• What to produce
If a line in the entries below includes "false", pick it out and copy it.
════════
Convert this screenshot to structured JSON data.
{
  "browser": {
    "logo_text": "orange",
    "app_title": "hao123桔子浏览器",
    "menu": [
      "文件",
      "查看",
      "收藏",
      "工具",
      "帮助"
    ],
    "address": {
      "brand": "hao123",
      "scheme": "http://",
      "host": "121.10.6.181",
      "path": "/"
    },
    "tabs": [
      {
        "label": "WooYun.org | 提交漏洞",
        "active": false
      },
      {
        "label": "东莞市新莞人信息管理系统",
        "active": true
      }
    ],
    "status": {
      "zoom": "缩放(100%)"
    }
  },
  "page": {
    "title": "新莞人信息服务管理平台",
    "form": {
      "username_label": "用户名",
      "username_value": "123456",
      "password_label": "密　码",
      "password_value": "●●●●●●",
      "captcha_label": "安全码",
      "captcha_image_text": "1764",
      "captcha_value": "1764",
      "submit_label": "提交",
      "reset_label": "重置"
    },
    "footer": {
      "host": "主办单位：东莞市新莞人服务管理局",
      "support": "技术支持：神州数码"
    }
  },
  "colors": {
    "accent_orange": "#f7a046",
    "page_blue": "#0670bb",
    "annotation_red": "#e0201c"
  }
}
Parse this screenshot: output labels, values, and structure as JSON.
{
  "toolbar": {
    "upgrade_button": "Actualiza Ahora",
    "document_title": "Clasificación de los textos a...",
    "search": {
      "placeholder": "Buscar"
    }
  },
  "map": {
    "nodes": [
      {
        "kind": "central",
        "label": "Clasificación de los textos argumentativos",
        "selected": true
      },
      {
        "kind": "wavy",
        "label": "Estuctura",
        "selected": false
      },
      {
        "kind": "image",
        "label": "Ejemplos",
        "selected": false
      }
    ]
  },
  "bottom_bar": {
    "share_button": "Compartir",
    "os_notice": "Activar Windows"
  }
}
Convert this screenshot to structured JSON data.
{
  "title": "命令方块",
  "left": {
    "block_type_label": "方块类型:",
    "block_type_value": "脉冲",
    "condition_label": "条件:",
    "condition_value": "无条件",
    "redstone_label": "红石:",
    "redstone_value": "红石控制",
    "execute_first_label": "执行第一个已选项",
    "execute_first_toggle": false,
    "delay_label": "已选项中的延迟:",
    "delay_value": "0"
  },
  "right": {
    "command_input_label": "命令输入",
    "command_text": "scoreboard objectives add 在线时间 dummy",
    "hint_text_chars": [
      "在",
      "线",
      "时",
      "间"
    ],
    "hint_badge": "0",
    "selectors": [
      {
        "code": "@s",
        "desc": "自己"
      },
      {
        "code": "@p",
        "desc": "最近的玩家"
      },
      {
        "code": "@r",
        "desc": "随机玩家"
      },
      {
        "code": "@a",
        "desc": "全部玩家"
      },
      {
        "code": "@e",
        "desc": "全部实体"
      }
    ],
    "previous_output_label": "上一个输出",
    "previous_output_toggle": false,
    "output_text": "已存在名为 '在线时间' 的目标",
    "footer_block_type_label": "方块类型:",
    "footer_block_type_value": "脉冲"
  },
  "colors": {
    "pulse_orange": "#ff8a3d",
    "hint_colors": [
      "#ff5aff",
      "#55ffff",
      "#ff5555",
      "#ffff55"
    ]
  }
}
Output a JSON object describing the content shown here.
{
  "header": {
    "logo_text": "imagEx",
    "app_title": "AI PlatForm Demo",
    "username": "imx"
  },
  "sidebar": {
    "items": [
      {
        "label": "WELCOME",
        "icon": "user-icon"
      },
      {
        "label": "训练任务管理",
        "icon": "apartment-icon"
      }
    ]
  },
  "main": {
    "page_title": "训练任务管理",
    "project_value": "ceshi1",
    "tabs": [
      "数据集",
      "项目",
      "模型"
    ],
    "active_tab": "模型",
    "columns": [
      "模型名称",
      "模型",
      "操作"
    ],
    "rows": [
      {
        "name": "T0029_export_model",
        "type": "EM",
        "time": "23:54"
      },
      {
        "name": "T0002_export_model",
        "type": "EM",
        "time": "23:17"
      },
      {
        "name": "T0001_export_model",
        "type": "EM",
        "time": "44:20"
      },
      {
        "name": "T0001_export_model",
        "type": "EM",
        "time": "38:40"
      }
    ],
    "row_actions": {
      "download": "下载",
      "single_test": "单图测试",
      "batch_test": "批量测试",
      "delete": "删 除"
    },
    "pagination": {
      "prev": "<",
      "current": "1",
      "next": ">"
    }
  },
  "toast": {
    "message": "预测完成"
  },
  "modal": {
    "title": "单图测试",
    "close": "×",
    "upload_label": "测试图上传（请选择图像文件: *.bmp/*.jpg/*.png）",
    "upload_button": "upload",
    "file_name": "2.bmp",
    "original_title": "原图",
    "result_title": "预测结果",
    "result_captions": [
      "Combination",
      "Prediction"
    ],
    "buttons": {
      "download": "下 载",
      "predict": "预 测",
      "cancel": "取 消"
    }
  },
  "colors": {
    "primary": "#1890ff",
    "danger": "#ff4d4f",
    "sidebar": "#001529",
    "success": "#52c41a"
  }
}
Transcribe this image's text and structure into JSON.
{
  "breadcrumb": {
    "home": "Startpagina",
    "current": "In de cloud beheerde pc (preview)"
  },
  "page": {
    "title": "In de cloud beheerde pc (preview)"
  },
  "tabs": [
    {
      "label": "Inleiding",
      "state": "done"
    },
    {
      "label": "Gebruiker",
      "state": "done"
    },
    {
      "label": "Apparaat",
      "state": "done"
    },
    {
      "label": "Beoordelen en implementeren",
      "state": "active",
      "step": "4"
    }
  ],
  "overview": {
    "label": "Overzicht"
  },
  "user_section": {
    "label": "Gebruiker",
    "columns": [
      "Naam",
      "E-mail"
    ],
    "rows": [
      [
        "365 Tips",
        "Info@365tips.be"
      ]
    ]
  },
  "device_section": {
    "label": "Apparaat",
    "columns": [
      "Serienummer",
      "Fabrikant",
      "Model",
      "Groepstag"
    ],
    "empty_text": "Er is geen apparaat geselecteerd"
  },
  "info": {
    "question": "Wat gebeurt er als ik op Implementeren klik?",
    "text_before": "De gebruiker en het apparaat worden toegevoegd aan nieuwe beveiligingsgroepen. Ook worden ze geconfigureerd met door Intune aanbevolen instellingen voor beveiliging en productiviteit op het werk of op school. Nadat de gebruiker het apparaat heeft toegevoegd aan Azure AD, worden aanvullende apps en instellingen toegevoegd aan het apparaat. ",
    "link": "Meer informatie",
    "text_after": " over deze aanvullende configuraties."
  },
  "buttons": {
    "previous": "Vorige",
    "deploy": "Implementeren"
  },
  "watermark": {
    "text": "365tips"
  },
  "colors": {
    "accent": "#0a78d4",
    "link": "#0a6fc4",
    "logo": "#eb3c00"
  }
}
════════
• Your response
        "active": false
        "selected": false
        "selected": false
    "execute_first_toggle": false,
    "previous_output_toggle": false,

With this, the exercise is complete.